It’s important to understand the condition is one that can be handled with certain actions during your pregnancy. With the help of your doctors, and potentially a nutritionist, you’ll be able to navigate it. But there are risks involved with the diagnosis. The condition might impact the risk of preeclampsia, according to the U.S. National Library of Medicine. Also, your baby may become larger, and you might require a C-section, stated the CDC. Mercer explains that baby is making a lot of insulin in an effort to decrease sugars. “During pregnancy, high insulin causes baby to grow too quickly, it causes baby to store fat,” Mercer says. “After birth, baby’s making all this insulin and mom’s sugar goes away, so baby’s sugar goes way low. And that’s dangerous for baby after birth.” The baby would be monitored after delivery to manage the situation. In the long term, the child may be more “at risk” of diabetes later in life, shared the American Diabetes Association.

Do I Have To Go On A Special Diet?

Perhaps. “The whole basis of treatment is trying to get mom’s sugars to a normal range so that baby sees normal sugars — and so baby doesn’t make too much insulin,” Mercer says. “And that prevents baby from being too big, and it prevents their sugars from going low after delivery.” So during pregnancy, one of the goals is to eat less simple sugars, like “juices, pop, some fruits,” Mercer says. Instead, “you want to move to foods that are low glycemic, and harder for your body to break down — it takes more time — so your sugars don’t go as high and the nutrition lasts longer.” Since there’s no one ideal meal plan for every individual, Mercer shares, meeting with a nutritionist can help develop a strategy.

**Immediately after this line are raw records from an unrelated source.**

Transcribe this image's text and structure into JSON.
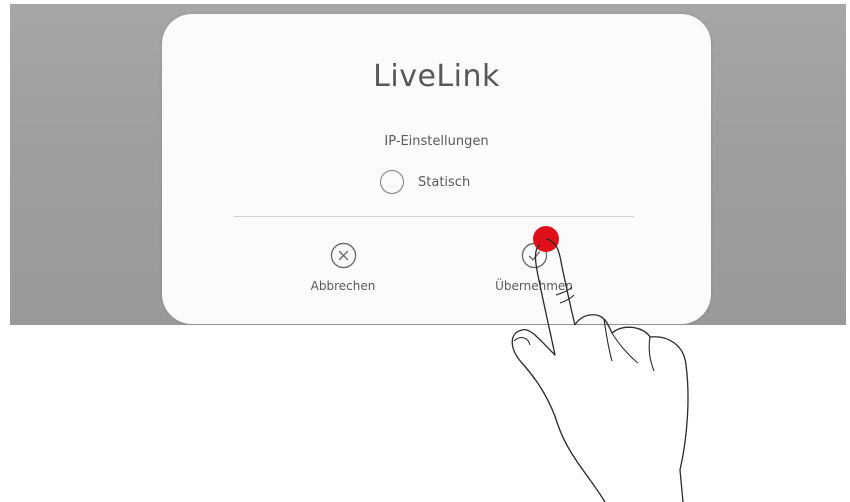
{
  "dialog": {
    "title": "LiveLink",
    "section_label": "IP-Einstellungen",
    "radio_option_label": "Statisch",
    "cancel_label": "Abbrechen",
    "apply_label": "Übernehmen"
  },
  "icons": {
    "cancel": "close-circle-icon",
    "apply": "check-circle-icon",
    "pointer": "hand-pointer-icon"
  },
  "colors": {
    "touch_indicator": "#e0101a",
    "background": "#a0a0a0",
    "dialog": "#fbfbfb"
  }
}
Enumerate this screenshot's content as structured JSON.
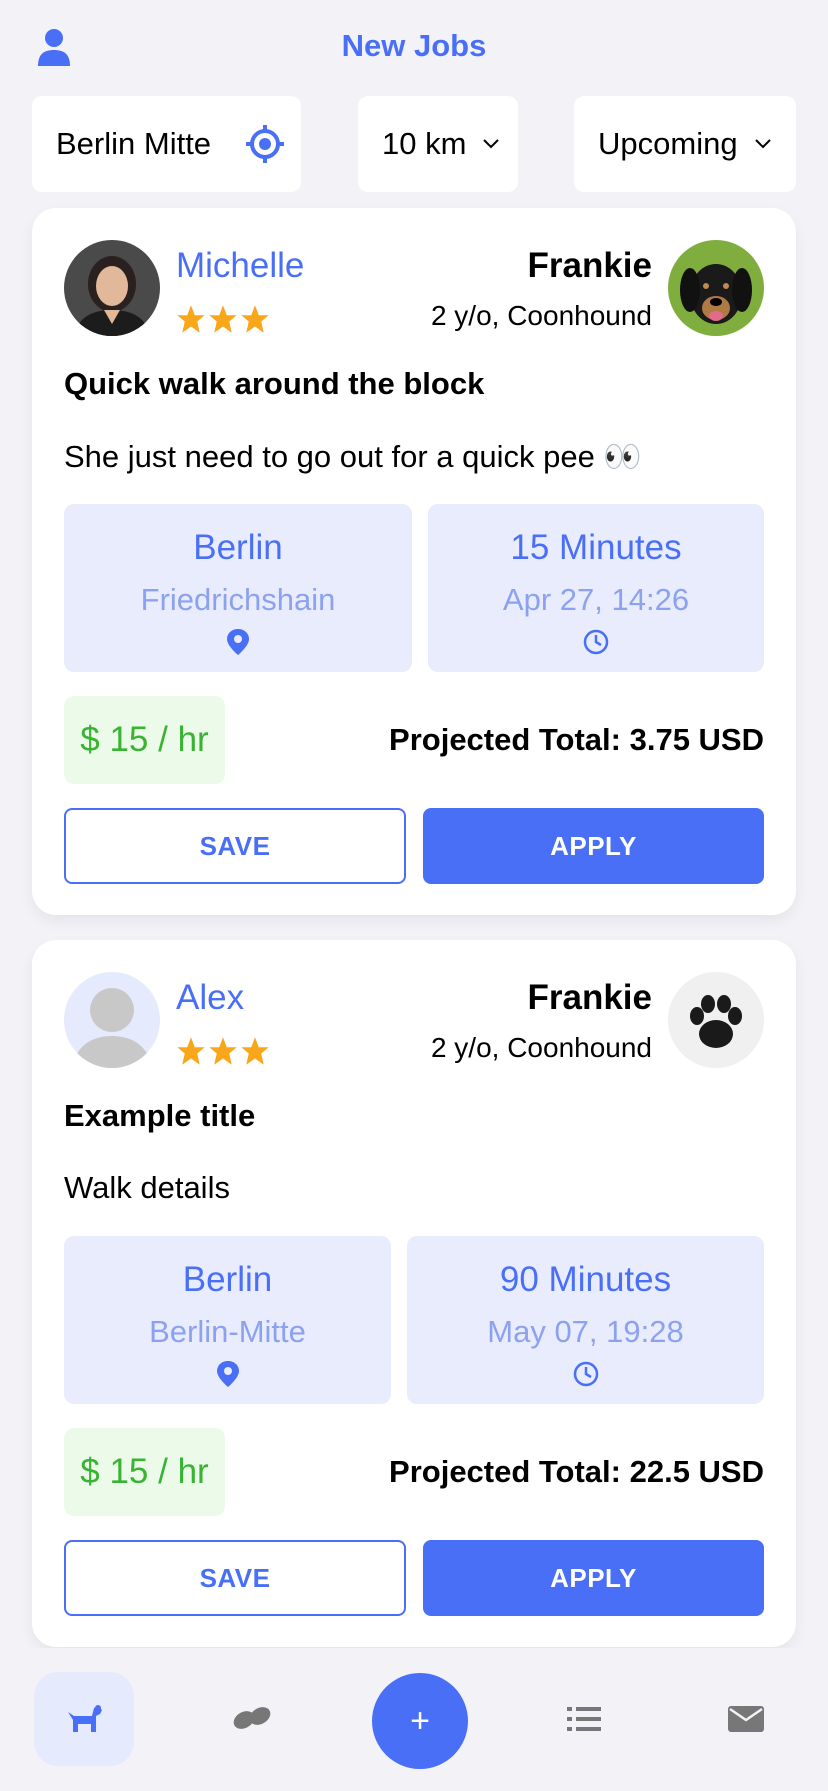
{
  "header": {
    "title": "New Jobs",
    "user_icon": "user-icon"
  },
  "filters": {
    "location": "Berlin Mitte",
    "distance": "10 km",
    "timeframe": "Upcoming"
  },
  "colors": {
    "accent": "#4a6ff7",
    "star": "#f9a71a",
    "rate_green": "#3ab334",
    "info_bg": "#e8ecfd"
  },
  "jobs": [
    {
      "owner_name": "Michelle",
      "owner_rating": 3,
      "pet_name": "Frankie",
      "pet_info": "2 y/o, Coonhound",
      "title": "Quick walk around the block",
      "details": "She just need to go out for a quick pee 👀",
      "location_city": "Berlin",
      "location_area": "Friedrichshain",
      "duration": "15 Minutes",
      "datetime": "Apr 27, 14:26",
      "rate": "$ 15 / hr",
      "projected_total": "Projected Total: 3.75 USD",
      "save_label": "SAVE",
      "apply_label": "APPLY"
    },
    {
      "owner_name": "Alex",
      "owner_rating": 3,
      "pet_name": "Frankie",
      "pet_info": "2 y/o, Coonhound",
      "title": "Example title",
      "details": "Walk details",
      "location_city": "Berlin",
      "location_area": "Berlin-Mitte",
      "duration": "90 Minutes",
      "datetime": "May 07, 19:28",
      "rate": "$ 15 / hr",
      "projected_total": "Projected Total: 22.5 USD",
      "save_label": "SAVE",
      "apply_label": "APPLY"
    }
  ],
  "bottom_nav": {
    "items": [
      "dog-icon",
      "footprints-icon",
      "plus-icon",
      "list-icon",
      "mail-icon"
    ],
    "plus_label": "+"
  }
}
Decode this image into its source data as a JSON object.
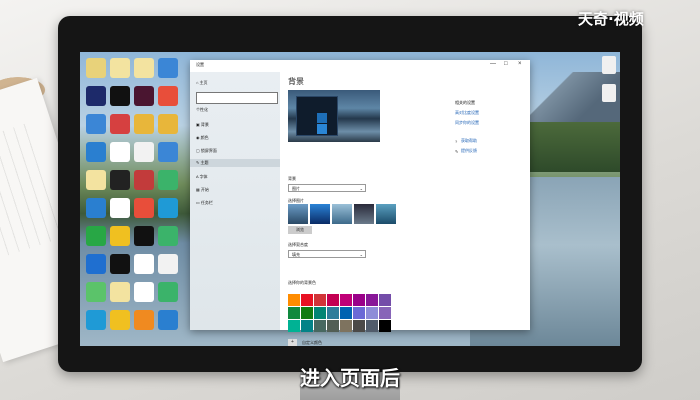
{
  "settings": {
    "window_title": "设置",
    "controls": {
      "minimize": "—",
      "maximize": "□",
      "close": "×"
    },
    "nav": {
      "home": "主页",
      "search_placeholder": "",
      "section": "个性化",
      "items": [
        "背景",
        "颜色",
        "锁屏界面",
        "主题",
        "字体",
        "开始",
        "任务栏"
      ],
      "selected": "主题"
    },
    "page_title": "背景",
    "background_label": "背景",
    "background_value": "图片",
    "choose_picture_label": "选择图片",
    "browse_label": "浏览",
    "fit_label": "选择契合度",
    "fit_value": "填充",
    "color_label": "选择你的背景色",
    "custom_color_label": "自定义颜色",
    "related_heading": "相关的设置",
    "related_links": [
      "高对比度设置",
      "同步你的设置"
    ],
    "help_links": [
      "获取帮助",
      "提供反馈"
    ]
  },
  "swatch_colors": [
    "#ff8c00",
    "#e81123",
    "#d13438",
    "#c30052",
    "#bf0077",
    "#9a0089",
    "#881798",
    "#744da9",
    "#10893e",
    "#107c10",
    "#018574",
    "#2d7d9a",
    "#0063b1",
    "#6b69d6",
    "#8e8cd8",
    "#8764b8",
    "#00b294",
    "#038387",
    "#486860",
    "#525e54",
    "#7e735f",
    "#4c4a48",
    "#515c6b",
    "#000000"
  ],
  "watermark": "天奇·视频",
  "subtitle": "进入页面后",
  "icon_names": [
    "window-preview-icon",
    "search-icon",
    "home-icon",
    "palette-icon",
    "lock-icon",
    "theme-icon",
    "font-icon",
    "start-icon",
    "taskbar-icon"
  ]
}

“We encourage three regular well-spaced meals four to six hours apart, with a small snack between meals and in the evening,” Mercer says. “A balanced diet that includes carbohydrates, protein, and fats is preferred. Examples of foods with more complex carbohydrates that don’t raise the mother’s blood glucose as much include whole wheat breads and pasta, brown rice, and starchy vegetables such as corn.” A good idea for someone with this condition, Mercer shares, would be to monitor blood glucose levels before and after meals to see how the body responds to the foods, and make adjustments as needed.

An active lifestyle (not weight loss, notes Mercer) is also recommended, as is checking and tracking blood sugar levels. “Exercise can really help regulate sugar in the bloodstream,” Gossett says. “A lot of women find it’s easier to maintain healthy sugar levels if after they have a meal or a snack, they go and take a 15-minute walk, which helps their muscles take up the sugar and helps prevent highs from happening.”

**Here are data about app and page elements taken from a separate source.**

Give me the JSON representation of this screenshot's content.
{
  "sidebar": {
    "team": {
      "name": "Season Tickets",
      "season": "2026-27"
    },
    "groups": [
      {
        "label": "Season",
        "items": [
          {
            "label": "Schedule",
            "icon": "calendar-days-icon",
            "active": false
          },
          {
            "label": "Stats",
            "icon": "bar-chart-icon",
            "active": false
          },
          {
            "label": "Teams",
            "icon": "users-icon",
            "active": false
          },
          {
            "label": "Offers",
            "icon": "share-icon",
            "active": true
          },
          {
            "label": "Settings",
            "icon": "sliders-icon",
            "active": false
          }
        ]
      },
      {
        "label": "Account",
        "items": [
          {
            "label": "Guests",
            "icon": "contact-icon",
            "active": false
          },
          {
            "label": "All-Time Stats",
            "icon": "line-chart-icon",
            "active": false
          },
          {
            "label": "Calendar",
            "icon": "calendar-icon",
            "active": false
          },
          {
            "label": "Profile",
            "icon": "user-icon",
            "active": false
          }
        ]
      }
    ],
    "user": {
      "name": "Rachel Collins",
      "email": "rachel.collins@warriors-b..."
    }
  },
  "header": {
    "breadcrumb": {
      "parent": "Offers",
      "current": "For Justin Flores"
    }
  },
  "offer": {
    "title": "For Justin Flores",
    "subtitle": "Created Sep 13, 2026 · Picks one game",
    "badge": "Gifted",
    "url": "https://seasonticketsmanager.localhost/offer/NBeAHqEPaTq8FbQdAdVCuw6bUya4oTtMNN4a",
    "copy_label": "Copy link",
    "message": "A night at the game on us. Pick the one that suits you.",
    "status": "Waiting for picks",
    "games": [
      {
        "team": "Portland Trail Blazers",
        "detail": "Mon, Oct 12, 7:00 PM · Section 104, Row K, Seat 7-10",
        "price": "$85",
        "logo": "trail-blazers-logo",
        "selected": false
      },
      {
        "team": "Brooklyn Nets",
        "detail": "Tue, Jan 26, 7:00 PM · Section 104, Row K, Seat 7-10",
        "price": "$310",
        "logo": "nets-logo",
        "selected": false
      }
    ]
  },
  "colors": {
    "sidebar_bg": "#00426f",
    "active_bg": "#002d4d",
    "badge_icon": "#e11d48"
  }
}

Some cases might require a medication or prescription (which could be insulin) to better manage your levels, explained the American Academy of Family Physicians (AAFP).

Will I Still Have Diabetes After I Have My Baby?

Gestational diabetes is a variety of diabetes that typically ends once the baby is born. However, Mercer says, a parent with gestational diabetes can remain at a higher risk for type 2 diabetes later in life, “because your tendency towards this showed up during pregnancy.” So stay connected to your healthcare providers after delivery; people who’ve had this condition need to be tested the rest of their lives, Mercer says. “Every three years is the current guideline.”

And remember, gestational diabetes is manageable with a bit of effort. There’s no cause for panic — just extra attention.


Dr. Dana Gossett, M.D., Stanley H. Kaplan Professor, chair of the Department of Obstetrics and Gynecology, NYU Langone Health.

Dr. Brian M. Mercer, M.D., obstetrician-gynecologist and maternal-fetal medicine specialist in Cleveland, Ohio, chair of Obstetrics and Gynecology at MetroHealth Medical Center, director of The Women’s Center.